The Shadow 267 is one of ten screen prints from the Myths (1981) portfolio by Andy Warhol. Warhol is best known for his celebrity portraits featuring the likes of Marilyn Monroe, Jackie Kennedy, and more. The Myths collection, however, diverges from Warhol’s traditional work, showcasing various fictional characters that exist only in our fears and fantasies. These characters originate from the pages of our beloved bedtime stories and allegorical tales, as well as our favorite films and television shows. Some are great heroes, others the evilest of villains; some possess supernatural abilities, while others reside in an entirely separate universe; the common thread is that none of them adhere to reality. Still, the portfolio remains aligned with the artist’s fixation on fame and stardom, as the subjects of these prints are icons integral to 20th-century American popular culture. One of the ten prints is unlike the rest: Warhol uses an image of himself to make The Shadow 267.
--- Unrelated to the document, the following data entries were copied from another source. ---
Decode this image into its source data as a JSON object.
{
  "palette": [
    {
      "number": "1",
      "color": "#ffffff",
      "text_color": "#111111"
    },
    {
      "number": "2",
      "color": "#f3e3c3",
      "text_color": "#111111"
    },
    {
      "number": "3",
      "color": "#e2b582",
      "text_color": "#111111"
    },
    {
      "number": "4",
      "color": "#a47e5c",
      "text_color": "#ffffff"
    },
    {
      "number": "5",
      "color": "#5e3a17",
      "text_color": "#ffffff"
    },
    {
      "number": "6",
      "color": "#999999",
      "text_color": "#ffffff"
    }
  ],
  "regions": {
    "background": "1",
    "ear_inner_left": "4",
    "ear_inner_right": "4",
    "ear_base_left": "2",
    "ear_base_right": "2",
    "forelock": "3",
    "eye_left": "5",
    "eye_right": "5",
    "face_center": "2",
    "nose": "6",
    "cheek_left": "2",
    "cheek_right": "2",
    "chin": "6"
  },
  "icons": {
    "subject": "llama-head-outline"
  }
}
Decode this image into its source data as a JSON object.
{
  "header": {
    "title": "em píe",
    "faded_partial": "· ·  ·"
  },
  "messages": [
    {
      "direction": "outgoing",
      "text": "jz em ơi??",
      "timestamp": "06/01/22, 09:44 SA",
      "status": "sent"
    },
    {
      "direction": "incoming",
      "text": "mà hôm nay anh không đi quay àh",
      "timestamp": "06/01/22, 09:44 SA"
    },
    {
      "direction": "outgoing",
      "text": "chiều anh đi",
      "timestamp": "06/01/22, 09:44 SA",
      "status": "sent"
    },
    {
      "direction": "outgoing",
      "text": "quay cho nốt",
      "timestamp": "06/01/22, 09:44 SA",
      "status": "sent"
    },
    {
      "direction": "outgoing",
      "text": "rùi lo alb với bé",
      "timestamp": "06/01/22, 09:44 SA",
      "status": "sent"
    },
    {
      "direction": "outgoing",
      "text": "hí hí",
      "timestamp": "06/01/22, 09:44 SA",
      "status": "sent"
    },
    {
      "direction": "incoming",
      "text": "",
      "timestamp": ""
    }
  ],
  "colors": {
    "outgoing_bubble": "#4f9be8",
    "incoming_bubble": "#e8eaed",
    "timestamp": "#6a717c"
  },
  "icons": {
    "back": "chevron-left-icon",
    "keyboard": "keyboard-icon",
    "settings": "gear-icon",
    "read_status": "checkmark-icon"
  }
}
The Shadow 267 fuses two of Warhol’s most consistent themes: the cult of celebrity and self-image and identity. Warhol portrays himself as “The Shadow,” a masked vigilante fighting crime in 1930s New York—the protagonist of an American radio program that operated from 1937 to 1954. The print depicts a double portrait: an image of the artist staring blankly to the side, his lips parted, while his elongated shadow looms ominously behind him. His face appears on the right in washes of deep red, striking but occupying only one-third of the portrait, while his dark silhouette blankets the rest of the frame. The harsh line dividing the two figures further accentuates the distinction between Warhol and his shadow, almost as if his sense of self were split into two halves—one half rendered in a warm red, while the other in a barren grey. Warhol’s signature can be seen in pencil in the lower right corner.
It is said that Warhol considered each of the Myths characters to embody specific attributes of his personality. The artist never explicitly stated the deeper meaning behind the work, but some speculate that the dramatic shadow represents his mysterious and enigmatic public persona, countered against his inner self. Like the radio crime-fighter who adopts numerous identities, Warhol conceals his true nature from the public. Although he does not wear The Shadow’s signature cloak or broad-rimmed hat, Warhol inserts himself into his pantheon of American icons with Shadow 267.